= Information supplied =
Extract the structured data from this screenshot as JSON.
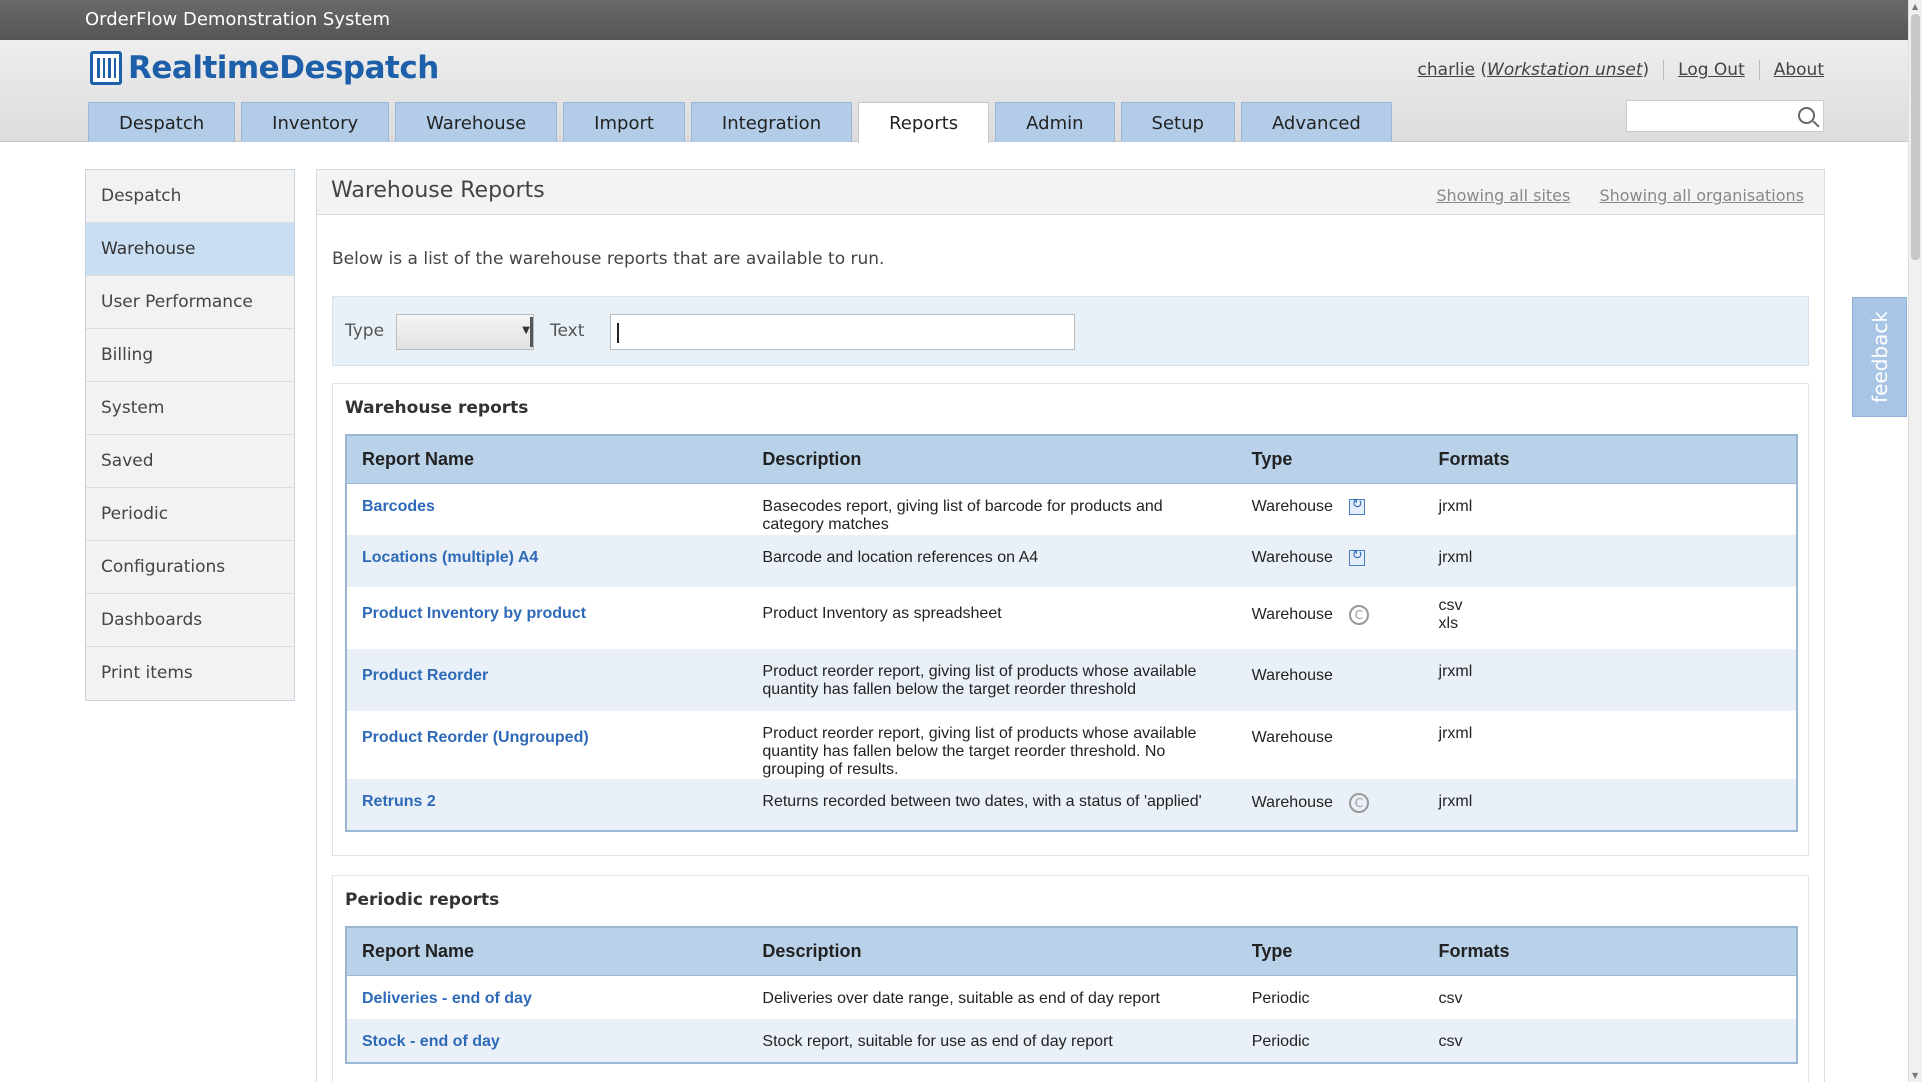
{
  "window_title": "OrderFlow Demonstration System",
  "logo": {
    "text": "RealtimeDespatch"
  },
  "user": {
    "name": "charlie",
    "workstation": "Workstation unset",
    "logout": "Log Out",
    "about": "About"
  },
  "tabs": [
    "Despatch",
    "Inventory",
    "Warehouse",
    "Import",
    "Integration",
    "Reports",
    "Admin",
    "Setup",
    "Advanced"
  ],
  "active_tab": "Reports",
  "search": {
    "placeholder": ""
  },
  "sidebar": [
    "Despatch",
    "Warehouse",
    "User Performance",
    "Billing",
    "System",
    "Saved",
    "Periodic",
    "Configurations",
    "Dashboards",
    "Print items"
  ],
  "active_sidebar": "Warehouse",
  "page": {
    "title": "Warehouse Reports",
    "showing_sites": "Showing all sites",
    "showing_orgs": "Showing all organisations",
    "intro": "Below is a list of the warehouse reports that are available to run."
  },
  "filter": {
    "type_label": "Type",
    "type_value": "",
    "text_label": "Text",
    "text_value": ""
  },
  "columns": [
    "Report Name",
    "Description",
    "Type",
    "Formats"
  ],
  "warehouse_section": {
    "title": "Warehouse reports",
    "rows": [
      {
        "name": "Barcodes",
        "description": "Basecodes report, giving list of barcode for products and category matches",
        "type": "Warehouse",
        "icon": "refresh-icon",
        "formats": [
          "jrxml"
        ]
      },
      {
        "name": "Locations (multiple) A4",
        "description": "Barcode and location references on A4",
        "type": "Warehouse",
        "icon": "refresh-icon",
        "formats": [
          "jrxml"
        ]
      },
      {
        "name": "Product Inventory by product",
        "description": "Product Inventory as spreadsheet",
        "type": "Warehouse",
        "icon": "copyright-icon",
        "formats": [
          "csv",
          "xls"
        ]
      },
      {
        "name": "Product Reorder",
        "description": "Product reorder report, giving list of products whose available quantity has fallen below the target reorder threshold",
        "type": "Warehouse",
        "icon": "",
        "formats": [
          "jrxml"
        ]
      },
      {
        "name": "Product Reorder (Ungrouped)",
        "description": "Product reorder report, giving list of products whose available quantity has fallen below the target reorder threshold. No grouping of results.",
        "type": "Warehouse",
        "icon": "",
        "formats": [
          "jrxml"
        ]
      },
      {
        "name": "Retruns 2",
        "description": "Returns recorded between two dates, with a status of 'applied'",
        "type": "Warehouse",
        "icon": "copyright-icon",
        "formats": [
          "jrxml"
        ]
      }
    ]
  },
  "periodic_section": {
    "title": "Periodic reports",
    "rows": [
      {
        "name": "Deliveries - end of day",
        "description": "Deliveries over date range, suitable as end of day report",
        "type": "Periodic",
        "icon": "",
        "formats": [
          "csv"
        ]
      },
      {
        "name": "Stock - end of day",
        "description": "Stock report, suitable for use as end of day report",
        "type": "Periodic",
        "icon": "",
        "formats": [
          "csv"
        ]
      }
    ]
  },
  "feedback": "feedback",
  "colors": {
    "tab": "#b3cde9",
    "table_header": "#b9d2ea",
    "link": "#2e6ab8",
    "sidebar_active": "#c9ddf3"
  }
}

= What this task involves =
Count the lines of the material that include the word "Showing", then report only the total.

= Response to this task =
2